Only the lines holding "description" are wanted here; copy each from the listing.

**Supplied material**
• • •

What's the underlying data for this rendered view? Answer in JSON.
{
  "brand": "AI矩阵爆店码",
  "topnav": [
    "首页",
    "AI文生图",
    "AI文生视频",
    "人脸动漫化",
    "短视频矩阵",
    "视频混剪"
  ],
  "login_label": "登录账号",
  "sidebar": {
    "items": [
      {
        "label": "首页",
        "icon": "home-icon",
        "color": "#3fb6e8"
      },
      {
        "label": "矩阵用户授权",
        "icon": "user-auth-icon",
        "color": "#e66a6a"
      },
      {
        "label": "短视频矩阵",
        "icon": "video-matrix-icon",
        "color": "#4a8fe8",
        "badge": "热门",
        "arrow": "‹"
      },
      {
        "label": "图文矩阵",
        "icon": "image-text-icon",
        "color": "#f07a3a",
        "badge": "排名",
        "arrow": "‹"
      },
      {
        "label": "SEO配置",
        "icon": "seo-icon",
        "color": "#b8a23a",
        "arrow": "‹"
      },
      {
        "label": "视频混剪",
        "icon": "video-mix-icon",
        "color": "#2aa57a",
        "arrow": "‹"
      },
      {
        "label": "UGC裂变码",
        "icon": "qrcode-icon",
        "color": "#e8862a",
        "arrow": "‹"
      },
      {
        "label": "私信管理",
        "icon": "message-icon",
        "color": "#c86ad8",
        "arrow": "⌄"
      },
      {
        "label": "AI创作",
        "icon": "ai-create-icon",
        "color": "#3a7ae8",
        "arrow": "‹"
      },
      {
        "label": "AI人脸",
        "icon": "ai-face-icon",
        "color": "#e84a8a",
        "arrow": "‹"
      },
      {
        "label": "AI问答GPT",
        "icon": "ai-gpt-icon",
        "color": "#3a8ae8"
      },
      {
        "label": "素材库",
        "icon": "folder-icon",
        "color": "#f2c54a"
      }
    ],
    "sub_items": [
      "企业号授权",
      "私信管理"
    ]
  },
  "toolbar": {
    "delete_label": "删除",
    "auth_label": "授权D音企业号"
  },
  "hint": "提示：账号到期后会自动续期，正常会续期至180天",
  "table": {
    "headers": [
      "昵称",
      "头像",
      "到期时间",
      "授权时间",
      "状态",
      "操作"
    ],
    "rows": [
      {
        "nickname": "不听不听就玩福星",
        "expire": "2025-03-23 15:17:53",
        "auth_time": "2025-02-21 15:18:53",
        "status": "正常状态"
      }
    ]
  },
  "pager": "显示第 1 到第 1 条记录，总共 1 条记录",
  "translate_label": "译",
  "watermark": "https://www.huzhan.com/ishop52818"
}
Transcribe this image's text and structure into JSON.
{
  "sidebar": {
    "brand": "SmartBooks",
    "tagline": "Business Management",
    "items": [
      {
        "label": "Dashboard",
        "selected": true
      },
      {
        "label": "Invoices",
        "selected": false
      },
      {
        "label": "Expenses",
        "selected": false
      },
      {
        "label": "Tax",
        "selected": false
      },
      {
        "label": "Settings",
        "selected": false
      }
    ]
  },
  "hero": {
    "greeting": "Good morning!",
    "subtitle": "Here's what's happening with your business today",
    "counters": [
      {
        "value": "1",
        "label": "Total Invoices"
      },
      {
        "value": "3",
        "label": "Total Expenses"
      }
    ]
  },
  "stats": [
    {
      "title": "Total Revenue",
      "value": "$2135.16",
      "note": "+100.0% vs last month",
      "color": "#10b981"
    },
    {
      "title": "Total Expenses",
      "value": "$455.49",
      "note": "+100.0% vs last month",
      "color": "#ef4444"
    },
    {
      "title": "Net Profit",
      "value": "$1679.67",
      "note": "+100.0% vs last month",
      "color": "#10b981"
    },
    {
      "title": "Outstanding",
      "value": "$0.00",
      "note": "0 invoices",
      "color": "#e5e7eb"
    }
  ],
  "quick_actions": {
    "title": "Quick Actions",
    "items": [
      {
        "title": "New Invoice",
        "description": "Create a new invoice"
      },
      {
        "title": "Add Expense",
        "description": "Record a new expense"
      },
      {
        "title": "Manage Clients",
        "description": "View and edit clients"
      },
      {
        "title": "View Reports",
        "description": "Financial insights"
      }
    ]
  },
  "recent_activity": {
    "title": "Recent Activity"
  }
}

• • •

**Response box**
        "description": "Create a new invoice"
        "description": "Record a new expense"
        "description": "View and edit clients"
        "description": "Financial insights"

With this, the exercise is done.